The diaphragm itself is directly connected to static pressure, and indirectly connected to the area around it through a calibrated leak. Its purpose is to create a lag in static pressure across the system and in this way establish the required pressure differences. If the aircraft climbs, the static pressure inside the diaphragm instantly decreases, while the metering unit restricts the airflow in and out of the sealed case. As a result a differential pressure is created, causing the diaphragm to collapse and so make the pointer indicate a climb.

Instantaneous Vertical Speed Indicator (IVSI)

To get into a little bit more detail of the IVSI, a detailed description of this instrument is described here. The IVSI (figure 3) consist of the same basic elements as conventional VSIs, but in addition they emply an accelerometer unit which is designed to create a more rapid differential pressure effect, specifically at the initiation of a climb or descent.

Instantaneous Vertical Speed Indicator

The accelerometer comprises of a small cylinder, or dashpot, containing a piston held in balance by a springs and its own mass. The cylinder is connected in capillary tube leading to the capsule, and is thus open directly to the static pressure source. When a change in vertical speed is initiated, the piston is immediatly displayed under the influence of a vertical acceleration force, and this creates an immediate pressure change inside the capsule.

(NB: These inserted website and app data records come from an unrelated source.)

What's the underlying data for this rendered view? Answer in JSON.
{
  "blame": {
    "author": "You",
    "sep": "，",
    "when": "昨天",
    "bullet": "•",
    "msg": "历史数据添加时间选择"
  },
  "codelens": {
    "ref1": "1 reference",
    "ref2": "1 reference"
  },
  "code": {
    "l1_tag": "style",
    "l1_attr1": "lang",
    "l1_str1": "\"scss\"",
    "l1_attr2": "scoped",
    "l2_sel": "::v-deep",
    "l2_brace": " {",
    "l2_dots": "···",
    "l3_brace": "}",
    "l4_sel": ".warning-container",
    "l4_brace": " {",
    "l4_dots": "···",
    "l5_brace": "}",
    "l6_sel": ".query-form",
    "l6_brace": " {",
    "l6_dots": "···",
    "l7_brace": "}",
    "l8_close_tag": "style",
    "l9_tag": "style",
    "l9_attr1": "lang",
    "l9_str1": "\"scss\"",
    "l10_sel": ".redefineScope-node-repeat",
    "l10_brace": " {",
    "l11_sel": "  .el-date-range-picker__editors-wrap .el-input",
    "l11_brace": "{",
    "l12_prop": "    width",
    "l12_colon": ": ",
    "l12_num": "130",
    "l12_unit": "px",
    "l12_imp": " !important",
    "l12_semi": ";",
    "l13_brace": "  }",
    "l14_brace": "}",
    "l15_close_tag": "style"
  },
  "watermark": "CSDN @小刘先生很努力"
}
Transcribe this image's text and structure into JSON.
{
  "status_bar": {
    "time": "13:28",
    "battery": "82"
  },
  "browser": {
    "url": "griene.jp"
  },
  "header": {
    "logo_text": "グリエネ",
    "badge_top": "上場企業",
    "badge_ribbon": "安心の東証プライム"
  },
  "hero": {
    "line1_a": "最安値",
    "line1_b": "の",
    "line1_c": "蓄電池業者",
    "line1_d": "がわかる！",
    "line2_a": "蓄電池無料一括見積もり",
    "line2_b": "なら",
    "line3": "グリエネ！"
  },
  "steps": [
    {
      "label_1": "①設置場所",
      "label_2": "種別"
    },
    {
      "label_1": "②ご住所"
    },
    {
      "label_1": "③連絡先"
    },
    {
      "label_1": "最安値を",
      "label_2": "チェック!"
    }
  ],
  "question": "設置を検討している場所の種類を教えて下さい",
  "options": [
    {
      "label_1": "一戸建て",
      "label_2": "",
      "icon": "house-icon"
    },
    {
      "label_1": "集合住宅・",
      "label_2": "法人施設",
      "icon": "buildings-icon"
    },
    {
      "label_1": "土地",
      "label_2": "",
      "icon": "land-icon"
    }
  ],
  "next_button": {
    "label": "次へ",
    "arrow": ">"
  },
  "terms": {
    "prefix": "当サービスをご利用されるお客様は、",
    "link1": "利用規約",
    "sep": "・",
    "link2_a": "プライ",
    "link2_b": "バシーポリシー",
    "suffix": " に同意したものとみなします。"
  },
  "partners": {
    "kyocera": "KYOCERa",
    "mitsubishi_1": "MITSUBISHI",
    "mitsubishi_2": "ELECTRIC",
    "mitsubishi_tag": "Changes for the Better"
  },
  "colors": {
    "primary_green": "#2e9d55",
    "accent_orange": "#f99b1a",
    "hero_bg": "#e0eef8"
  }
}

For example, at initiation of a descent, the piston moves up and thereby decreases the volume of chamber 'A' to produce an immediate increase of pressure inside the capsule. The capsule displacement in turn produces instantaneous deflection of the indicator pointer over the descent portion of the scale. At initiation of an ascent, the converse of the foregoing responses would apply. The accelerometer response decays in each case after a few seconds, but by this time the change in actual static pressure becomes effective, so that a pressure differential is produced by the metering unit in the conventional manner. The purpose of the restrictor in the bypass line is to prevent any loss of pressure change effects created by displacements at the acceleration pump.